Finally in 2006, Sankt-Peterburg, Russia-based Zhuravleva decided to focus all of her efforts on photography. Here, she put her own, unique spin on the art of levitation through her series Distorted Gravity. In it, her young subjects are seen going about their everyday lives…all in a zero gravity environment.



This slideshow requires JavaScript.

More about Anka Zhuravleva:



Ben Heine – Digital Circlism

21 May

– What is “Digital Circlism”? –

It is a modern artistic expression, a mix of Pop Art and Pointillism. It is made with digital tools usually featuring celebrities made of thousands of flat circles on a black background. Almost each circle has a different color, a different size and a different tone.

– How long do the images take? –

It generally takes between 100 and 180 hours for a single portrait.

– How is it made? –

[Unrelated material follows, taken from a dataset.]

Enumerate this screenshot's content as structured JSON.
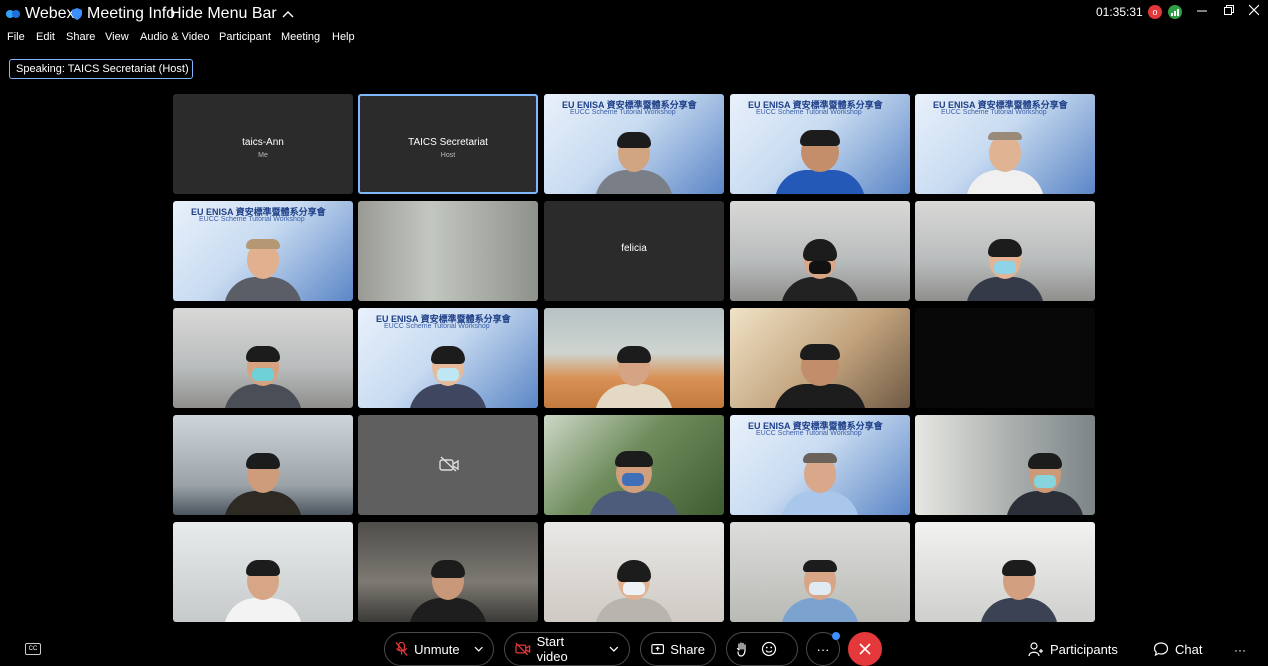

I often make a photomontage first using a bunch of references, then a digital painting and I finally apply my “digital circlist” technique. When making a portrait with circles, it is important to focus on the dynamic movement of someone’s face. I place each circle one by one with a sharp round brush, there is no automatic process, it’s a time consuming method. (I usually work in Photoshop but it could be any other graphics creation software).

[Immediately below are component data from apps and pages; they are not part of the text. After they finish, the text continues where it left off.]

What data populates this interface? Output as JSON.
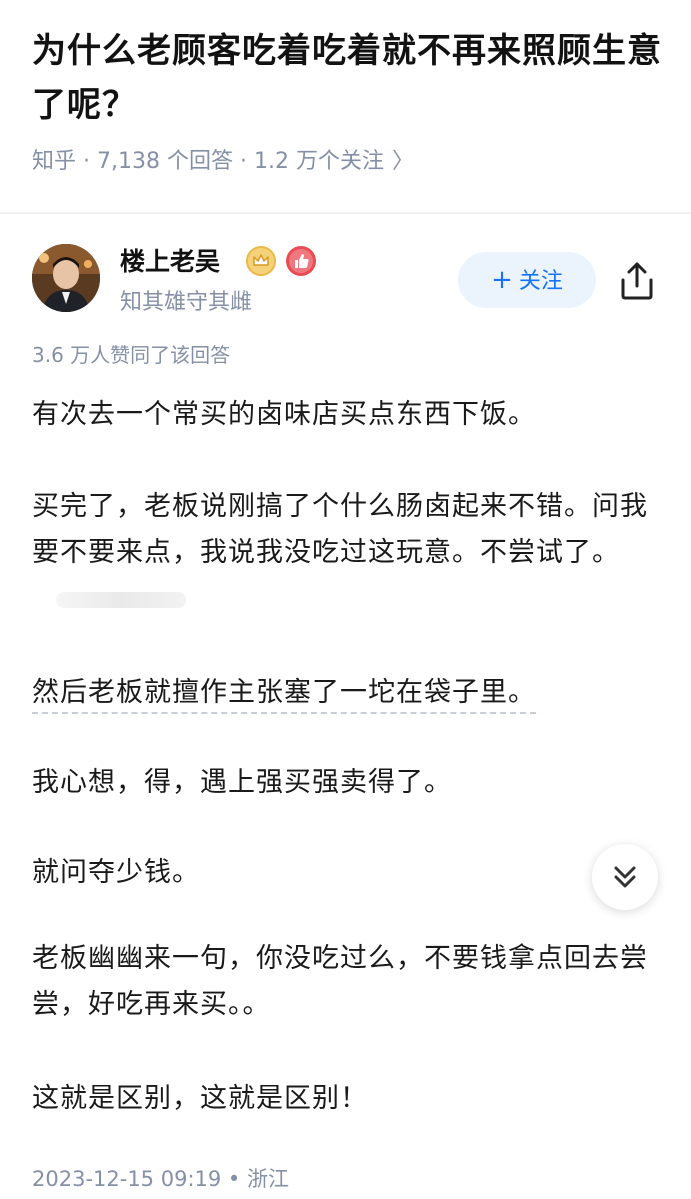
{
  "question": {
    "title": "为什么老顾客吃着吃着就不再来照顾生意了呢？",
    "source": "知乎",
    "answers": "7,138 个回答",
    "followers": "1.2 万个关注",
    "separator": " · ",
    "chevron": "〉"
  },
  "author": {
    "name": "楼上老吴",
    "bio": "知其雄守其雌",
    "follow_label": "关注",
    "follow_plus": "+",
    "colors": {
      "follow_bg": "#ebf3fd",
      "follow_text": "#1772f6"
    }
  },
  "answer": {
    "votes": "3.6 万人赞同了该回答",
    "paragraphs": [
      "有次去一个常买的卤味店买点东西下饭。",
      "买完了，老板说刚搞了个什么肠卤起来不错。问我要不要来点，我说我没吃过这玩意。不尝试了。",
      "然后老板就擅作主张塞了一坨在袋子里。",
      "我心想，得，遇上强买强卖得了。",
      "就问夺少钱。",
      "老板幽幽来一句，你没吃过么，不要钱拿点回去尝尝，好吃再来买。。",
      "这就是区别，这就是区别！"
    ],
    "date": "2023-12-15 09:19",
    "location": "浙江",
    "meta_separator": " • "
  },
  "icons": {
    "share": "share-icon",
    "expand": "double-chevron-down-icon",
    "crown": "crown-badge-icon",
    "like": "thumbs-up-badge-icon"
  }
}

It is essential to pay attention on the aspect of each circle (changing slightly the size and color for every circle is better). That’s the difficult part, because there can be several thousands circles in a single portrait. I try to place them with harmony, according to the main lines and energy of the person represented.

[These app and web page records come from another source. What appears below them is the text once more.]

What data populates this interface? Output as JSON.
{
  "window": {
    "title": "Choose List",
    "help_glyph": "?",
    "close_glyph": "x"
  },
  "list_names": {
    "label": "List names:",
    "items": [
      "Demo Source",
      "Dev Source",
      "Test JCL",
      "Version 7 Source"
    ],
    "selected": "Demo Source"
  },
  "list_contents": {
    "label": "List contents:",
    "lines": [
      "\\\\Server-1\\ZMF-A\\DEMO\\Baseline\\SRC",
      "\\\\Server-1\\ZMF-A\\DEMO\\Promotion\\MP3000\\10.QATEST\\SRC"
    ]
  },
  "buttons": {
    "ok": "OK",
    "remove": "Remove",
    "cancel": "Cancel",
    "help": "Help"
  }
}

I normally make bigger circles in the lighter areas of the subject and smaller circles in the darker places. This gives more volume and a 3D illusion. There is no limit, it’s a new technique and I think there is much more to do with it.

– How old is the technique? –

I made my first portrait with digital circles in February 2010.

– How did it start? –

I’ve been making all kinds of portraits since more than 15 years. I wanted to develop a very original technique. As I’ve been working with digital tools recently, this came quite naturally.

– How do I choose my subjects? –

I often opt for celebrities I personally like, mainly singers or musicians.






Ben Heine

Location: Brussels, Belgium

Self Portrait

What Are The Hardest Languages To Learn?

21 May

If you are interested in speaking to someone in their native tongue, and are tired of botching the job using Google translate, then it’s time to learn another language.  But, which languages are the hardest for English speakers to learn?


How your Facebook info would sound in the real world

21 May

Trying to imagine our online behaviors in an offline world has been the subject of many a viral video.

The latest installment in this vein is “The Offline Social Network.” This clip comes from Australian comedy show Hungry Beast and personifies the ubiquitous Facebook as the sort of earnest evangelicals who ask passers-by about the eventual destination of their eternal souls.

And the result? Let’s just say “What is your sexual orientation?” is as awkward a point-blank question as “Do you know Jesus as your personal Lord and Savior?”

This video reminded us of a few other funny Facebook-as-real-life videos, so we’ve put together a brief gallery of viral clips for your enjoyment.

Watch and enjoy, but do try to get outside a bit as the weekend winds down … And whatever you do, don’t go “poking” anyone in person.

Two guys walking around asking people the same questions they get asked when they sign up to Facebook. Will hilarity ensue? You betcha!